Crowdseeding in Eastern Congo: Using Cell Phones to Collect Conflict Events Data in Real Time

Peter Van der Windt, Macartan Humphreys

Research output: Contribution to journalArticle

Abstract

Poor-quality data about conflict events can hinder humanitarian responses and bias academic research. There is increasing recognition of the role that new information technologies can play in producing more reliable data faster. We piloted a novel data-gathering system in the Democratic Republic of Congo in which villagers in a set of randomly selected communities report on events in real time via short message service. We first describe the data and assess its reliability. We then examine the usefulness of such “crowdseeded” data in two ways. First, we implement a downstream experiment on aid and conflict and find evidence that aid can lead to fewer conflict events. Second, we examine conflict diffusion in Eastern Congo and find evidence that key dynamics operate at very micro levels. Both applications highlight the benefit of collecting conflict data via cell phones in real time.

Original languageEnglish (US)
Pages (from-to)748-781
Number of pages34
JournalJournal of Conflict Resolution
Volume60
Issue number4
DOIs
StatePublished - Jan 1 2014

Keywords

  • conflict
  • conflict management
  • foreign aid
  • humanitarian intervention

ASJC Scopus subject areas

  • Business, Management and Accounting(all)
  • Sociology and Political Science
  • Political Science and International Relations
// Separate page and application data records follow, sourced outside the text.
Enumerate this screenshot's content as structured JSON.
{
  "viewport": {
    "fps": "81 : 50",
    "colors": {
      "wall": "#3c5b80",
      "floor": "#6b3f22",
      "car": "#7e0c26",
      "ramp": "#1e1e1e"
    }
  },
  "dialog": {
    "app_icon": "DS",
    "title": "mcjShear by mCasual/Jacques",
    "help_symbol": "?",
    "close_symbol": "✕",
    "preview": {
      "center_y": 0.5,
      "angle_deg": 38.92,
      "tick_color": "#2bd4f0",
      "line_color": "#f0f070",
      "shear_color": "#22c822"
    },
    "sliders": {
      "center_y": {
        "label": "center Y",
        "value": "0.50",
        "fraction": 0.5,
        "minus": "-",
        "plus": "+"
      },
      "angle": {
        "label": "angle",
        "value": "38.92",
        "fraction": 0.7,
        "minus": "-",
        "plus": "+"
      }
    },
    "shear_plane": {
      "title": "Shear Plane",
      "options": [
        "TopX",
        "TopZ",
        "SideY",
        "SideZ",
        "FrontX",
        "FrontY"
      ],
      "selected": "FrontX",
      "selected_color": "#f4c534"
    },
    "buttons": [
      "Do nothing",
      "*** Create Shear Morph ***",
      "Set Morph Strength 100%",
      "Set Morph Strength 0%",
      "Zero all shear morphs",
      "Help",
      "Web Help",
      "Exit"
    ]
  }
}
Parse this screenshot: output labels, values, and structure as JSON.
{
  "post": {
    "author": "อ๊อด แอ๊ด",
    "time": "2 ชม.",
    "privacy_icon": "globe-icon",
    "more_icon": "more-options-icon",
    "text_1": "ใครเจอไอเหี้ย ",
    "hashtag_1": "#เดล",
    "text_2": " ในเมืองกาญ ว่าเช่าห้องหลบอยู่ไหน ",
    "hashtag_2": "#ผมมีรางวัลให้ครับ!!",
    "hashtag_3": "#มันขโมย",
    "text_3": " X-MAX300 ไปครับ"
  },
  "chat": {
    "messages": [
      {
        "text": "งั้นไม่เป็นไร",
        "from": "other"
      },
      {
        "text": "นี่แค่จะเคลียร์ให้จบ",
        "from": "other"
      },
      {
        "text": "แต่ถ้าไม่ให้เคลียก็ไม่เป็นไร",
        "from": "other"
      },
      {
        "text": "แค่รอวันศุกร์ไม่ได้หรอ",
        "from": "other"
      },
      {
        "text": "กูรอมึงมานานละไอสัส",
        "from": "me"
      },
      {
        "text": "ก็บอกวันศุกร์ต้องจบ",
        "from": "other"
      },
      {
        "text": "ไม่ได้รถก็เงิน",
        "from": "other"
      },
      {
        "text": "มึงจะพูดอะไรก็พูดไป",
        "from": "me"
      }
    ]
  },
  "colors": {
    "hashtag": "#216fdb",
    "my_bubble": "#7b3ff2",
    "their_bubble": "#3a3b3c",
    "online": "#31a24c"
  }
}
Fingerprint Dive into the research topics of 'Crowdseeding in Eastern Congo: Using Cell Phones to Collect Conflict Events Data in Real Time'. Together they form a unique fingerprint.

  • Cite this